The animal vigour and carnal enjoyment of Rubens, the refined Italianizing beauty of Vandyck, the mystery of light and gloom on Rembrandt's panels, the love of nature in Ruysdael, Cuyp and Van Hooghe, with their luminously misty skies, silvery daylight and broad expanse of landscape, the interest in common life displayed by Ter Borch, Van Steen, Douw, Ostade and Teniers, the instinct for the beauty of animals in Potter, the vast sea spaces of Vanderveldt, the grasp on reality, the acute intuition into character in portraits, the scientific study of the world and man, the robust sympathy with natural appetites, which distinguish the whole art of the Low Countries, are a direct emanation from the Renaissance.

His imitator and superintendent, Fouquet, the Maecenas of the future Augustus, concealed this gambling policy beneath the lustre of the arts and the glamour of a literature remarkable for elevation of thought ana vigour of style, and further characterized by the proud though somewhat restricted freedom conceded to men like Corneille, Descartes and Pascal, but soon to disappear.

From 1785 to 1787 he was governor of Massachusetts, suppressing with much vigour Shays' Rebellion, and failing to be re-elected largely because it was believed that he would punish the insurrectionists with more severity than would his competitor, John Hancock.

The foundation of Lampeter College was one of the earliest signs of a new era of revived vigour and better government within the Church, although it was not till 1870 that, by Mr Gladstone's appointment of Dr Joshua Hughes to the see of St Asaph, the special claims of the Welsh Church were officially recognized, and the old Elizabethan policy was one more reverted to after a lapse of nearly two hundred years.

The lower the temperature at which the worms are maintained the slower is their growth and development; but their health and vigour are increased, and the cocoon they spin is proportionately bigger.

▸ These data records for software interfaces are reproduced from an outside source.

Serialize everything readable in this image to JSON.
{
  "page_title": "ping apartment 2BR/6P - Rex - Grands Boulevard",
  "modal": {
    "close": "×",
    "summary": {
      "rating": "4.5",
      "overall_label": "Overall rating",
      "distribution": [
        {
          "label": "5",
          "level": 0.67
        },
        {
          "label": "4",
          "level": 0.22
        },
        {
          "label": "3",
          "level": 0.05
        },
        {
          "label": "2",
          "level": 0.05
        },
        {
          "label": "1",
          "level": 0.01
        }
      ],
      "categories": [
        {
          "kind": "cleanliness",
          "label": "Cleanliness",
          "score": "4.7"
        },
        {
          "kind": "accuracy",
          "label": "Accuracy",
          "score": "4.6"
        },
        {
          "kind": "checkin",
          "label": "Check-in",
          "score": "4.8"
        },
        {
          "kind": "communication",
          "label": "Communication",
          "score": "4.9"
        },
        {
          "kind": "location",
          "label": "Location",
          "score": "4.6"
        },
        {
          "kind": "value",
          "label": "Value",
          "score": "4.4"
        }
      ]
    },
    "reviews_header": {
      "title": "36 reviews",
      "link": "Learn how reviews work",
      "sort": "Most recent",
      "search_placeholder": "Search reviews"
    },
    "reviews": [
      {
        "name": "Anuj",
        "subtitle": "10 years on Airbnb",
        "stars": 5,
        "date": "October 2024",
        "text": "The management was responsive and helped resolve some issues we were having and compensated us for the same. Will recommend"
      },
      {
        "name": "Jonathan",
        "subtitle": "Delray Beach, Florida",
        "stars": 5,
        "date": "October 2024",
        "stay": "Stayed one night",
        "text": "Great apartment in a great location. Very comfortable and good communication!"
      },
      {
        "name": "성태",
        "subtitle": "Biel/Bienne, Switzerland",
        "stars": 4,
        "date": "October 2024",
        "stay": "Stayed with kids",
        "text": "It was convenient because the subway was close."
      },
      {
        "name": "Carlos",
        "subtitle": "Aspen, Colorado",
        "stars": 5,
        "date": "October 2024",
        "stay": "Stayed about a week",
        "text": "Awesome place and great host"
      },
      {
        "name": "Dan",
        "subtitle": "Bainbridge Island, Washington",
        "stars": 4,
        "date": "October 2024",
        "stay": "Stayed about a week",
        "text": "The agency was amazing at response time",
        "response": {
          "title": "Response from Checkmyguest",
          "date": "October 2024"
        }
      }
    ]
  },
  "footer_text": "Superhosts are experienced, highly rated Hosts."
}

That such terms could be imposed shows the strength of Poynings arm, and his vigour was equally evident when Warbeck came ashore in Munster in July 1493.